Meet the Women Who Shaped KenCrest’s History


Sister Maria Roeck and Sister Grace Jones made wonderful contributions to KenCrest's history and we celebrate them this Women's History Month. 

By Sydney Kerelo

We all appreciate remembrance days and months. They challenge us to be better informed, make us grateful to the people who got us this far, and often make us more determined to carry on their work. We just finished Black History Month, and now, Women’s History Month in March. KenCrest has some excellent contributions from women in our history.

Here are the stories of two women who helped shape who KenCrest is:

Sister Maria Roeck


Sister Maria Roeck

Sister Maria Roeck spent the 42 years of her life taking care of her partially disabled mother, and when she passed, Sister Maria applied to the Lutheran Deaconess Community. With a forceful and direct leadership, Sister Maria earned the respect of numerous doctors and was determined to help those who needed it most.

In 1905, as Tuberculosis—or the "White Plague"—spread rapidly throughout the Kensington, PA community, Sister Maria Roeck dedicated her time to helping those afflicted. She persevered, gathering donors and volunteers to meet the needs of the people who were ill and their families. As a robust and forceful woman, she “was strong enough to survive a man’s world and lead men who were themselves leaders in their own right,” according to “KenCrest: A Story of One Century, Two Missions, Three Pioneers.”

Sister Maria Roeck was one of the early pioneers in our region of the country and one of the earliest women to lead a nonprofit organization. A woman leader 110 years ago was rare indeed!

Sister Grace Jones

Sister Grace knew that strengthening our community was not over when tuberculosis was cured, and she led us to a new purpose. Sister Grace spoke out as a new Deaconess-In-Charge, reminding the leaders of her time that education and support were an obligation, not an option.

Sister Grace Jones

Sister Grace Jones

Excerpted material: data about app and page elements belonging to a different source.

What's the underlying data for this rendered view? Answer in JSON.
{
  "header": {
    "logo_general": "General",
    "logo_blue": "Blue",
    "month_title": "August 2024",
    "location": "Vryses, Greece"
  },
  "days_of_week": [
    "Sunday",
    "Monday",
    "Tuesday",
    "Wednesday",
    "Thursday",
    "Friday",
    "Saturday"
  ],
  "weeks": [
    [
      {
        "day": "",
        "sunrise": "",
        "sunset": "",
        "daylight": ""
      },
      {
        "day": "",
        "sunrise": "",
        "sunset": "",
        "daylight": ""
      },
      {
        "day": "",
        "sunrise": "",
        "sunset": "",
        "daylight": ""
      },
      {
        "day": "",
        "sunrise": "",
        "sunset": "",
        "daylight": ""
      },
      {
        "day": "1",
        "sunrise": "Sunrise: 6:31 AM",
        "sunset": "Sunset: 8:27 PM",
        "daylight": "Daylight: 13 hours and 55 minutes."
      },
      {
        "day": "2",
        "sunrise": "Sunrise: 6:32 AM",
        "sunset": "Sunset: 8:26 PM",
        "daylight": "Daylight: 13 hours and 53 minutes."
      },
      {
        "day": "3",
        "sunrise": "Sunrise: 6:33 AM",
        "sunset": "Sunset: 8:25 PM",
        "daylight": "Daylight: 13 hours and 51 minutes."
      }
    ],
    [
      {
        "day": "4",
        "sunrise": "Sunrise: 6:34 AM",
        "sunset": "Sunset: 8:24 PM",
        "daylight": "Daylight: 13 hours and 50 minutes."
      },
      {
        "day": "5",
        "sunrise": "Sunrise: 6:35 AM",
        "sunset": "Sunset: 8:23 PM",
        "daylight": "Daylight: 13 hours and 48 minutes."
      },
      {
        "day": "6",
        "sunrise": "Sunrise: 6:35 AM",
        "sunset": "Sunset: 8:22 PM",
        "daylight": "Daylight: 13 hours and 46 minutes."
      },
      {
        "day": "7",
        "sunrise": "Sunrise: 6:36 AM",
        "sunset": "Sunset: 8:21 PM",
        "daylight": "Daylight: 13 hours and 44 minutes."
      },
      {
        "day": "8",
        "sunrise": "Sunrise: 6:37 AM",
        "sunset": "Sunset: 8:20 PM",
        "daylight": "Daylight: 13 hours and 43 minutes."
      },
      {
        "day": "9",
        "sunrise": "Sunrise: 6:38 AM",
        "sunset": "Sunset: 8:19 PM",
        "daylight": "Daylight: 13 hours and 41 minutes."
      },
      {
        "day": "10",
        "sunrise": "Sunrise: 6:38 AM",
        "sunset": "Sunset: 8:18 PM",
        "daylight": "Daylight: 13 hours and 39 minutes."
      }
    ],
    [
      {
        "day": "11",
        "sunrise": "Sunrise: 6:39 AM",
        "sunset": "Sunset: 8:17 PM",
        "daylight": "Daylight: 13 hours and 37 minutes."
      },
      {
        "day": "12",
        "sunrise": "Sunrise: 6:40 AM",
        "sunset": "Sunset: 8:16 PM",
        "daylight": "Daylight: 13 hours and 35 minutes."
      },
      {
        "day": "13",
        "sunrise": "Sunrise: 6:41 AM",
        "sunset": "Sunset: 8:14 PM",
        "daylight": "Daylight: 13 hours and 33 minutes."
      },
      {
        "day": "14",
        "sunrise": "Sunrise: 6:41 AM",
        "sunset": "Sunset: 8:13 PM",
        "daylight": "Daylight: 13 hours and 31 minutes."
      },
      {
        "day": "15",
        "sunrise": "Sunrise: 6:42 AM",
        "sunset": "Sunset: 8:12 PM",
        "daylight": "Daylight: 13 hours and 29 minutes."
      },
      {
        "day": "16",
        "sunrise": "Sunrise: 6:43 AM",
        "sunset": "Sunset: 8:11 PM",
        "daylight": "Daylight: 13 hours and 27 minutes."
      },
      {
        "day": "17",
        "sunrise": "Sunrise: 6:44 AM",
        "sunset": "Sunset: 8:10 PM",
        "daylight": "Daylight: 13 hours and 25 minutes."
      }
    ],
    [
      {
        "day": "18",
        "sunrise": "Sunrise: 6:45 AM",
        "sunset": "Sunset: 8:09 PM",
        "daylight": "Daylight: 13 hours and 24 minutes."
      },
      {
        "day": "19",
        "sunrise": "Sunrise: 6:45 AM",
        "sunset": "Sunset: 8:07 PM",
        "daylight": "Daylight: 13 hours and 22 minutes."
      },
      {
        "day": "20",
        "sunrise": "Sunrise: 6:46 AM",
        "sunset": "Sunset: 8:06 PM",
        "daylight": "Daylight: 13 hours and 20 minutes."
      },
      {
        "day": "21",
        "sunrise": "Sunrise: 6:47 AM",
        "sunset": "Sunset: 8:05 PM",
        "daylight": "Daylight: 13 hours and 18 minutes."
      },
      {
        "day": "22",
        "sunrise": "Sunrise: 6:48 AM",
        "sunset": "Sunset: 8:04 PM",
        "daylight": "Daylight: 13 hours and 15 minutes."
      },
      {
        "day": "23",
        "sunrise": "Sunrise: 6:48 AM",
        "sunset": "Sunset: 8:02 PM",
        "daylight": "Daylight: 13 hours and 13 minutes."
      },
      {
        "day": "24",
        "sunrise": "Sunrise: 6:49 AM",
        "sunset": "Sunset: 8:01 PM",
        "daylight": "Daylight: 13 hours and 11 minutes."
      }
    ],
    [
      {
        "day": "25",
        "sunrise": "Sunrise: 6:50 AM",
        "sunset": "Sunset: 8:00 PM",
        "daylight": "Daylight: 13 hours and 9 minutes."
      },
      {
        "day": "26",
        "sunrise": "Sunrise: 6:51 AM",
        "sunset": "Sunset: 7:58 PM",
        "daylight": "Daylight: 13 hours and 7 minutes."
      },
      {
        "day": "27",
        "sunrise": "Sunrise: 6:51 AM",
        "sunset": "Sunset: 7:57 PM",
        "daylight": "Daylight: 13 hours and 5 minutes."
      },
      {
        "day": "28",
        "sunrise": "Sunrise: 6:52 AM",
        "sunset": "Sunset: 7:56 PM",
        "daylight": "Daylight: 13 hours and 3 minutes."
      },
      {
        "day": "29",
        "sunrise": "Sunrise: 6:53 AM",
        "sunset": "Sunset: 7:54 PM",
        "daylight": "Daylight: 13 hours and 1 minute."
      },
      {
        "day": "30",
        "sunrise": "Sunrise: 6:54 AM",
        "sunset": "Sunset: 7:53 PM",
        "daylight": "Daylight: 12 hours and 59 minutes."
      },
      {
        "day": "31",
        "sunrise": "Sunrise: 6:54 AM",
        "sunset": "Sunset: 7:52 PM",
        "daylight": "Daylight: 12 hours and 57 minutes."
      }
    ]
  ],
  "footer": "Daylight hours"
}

It was customary for a person with disabilities to be placed within an institution like Pennhurst during this time. At the same time, children with disabilities raised at home couldn’t attend a public school. Along with many supporters, Sister Grace thought this was wrong and wanted to create normalization around people with disabilities and treat them like any average person.

As the third Deaconess, Sister Grace changed the mission of KenCrest from focusing on tuberculosis to helping those with developmental and intellectual disabilities. She firmly believed in family support and wanted to ensure that it met the needs of the family and the people supported.

Sister Grace pioneered our region of education and opportunity for people with special needs and helped KenCrest provide services to people in the 1950s. She improved a mission that endured 50 years and reshaped an organization that has lasted more than 70 years.

All women make someone’s history, whether they are someone who loved us and helped raise us or someone we served.

As the Agency navigates KenCrest’s history and the history of women’s leadership, we know that our work toward inclusion is not finished. While, as a society, we have passed laws regarding equal rights, we see evidence of injustice every day.

Our greatest goal is to lead the community forward by inspiring and challenging everyone to do what's plausible — ensuring full participation for people with disabilities in our society. Our part in that goal as KenCrest is to advocate for the inclusion of the people we support and help strengthen the neighborhoods where they reside.

What’s your greatest goal at KenCrest? What do you imagine will be needed to push forward on inclusion?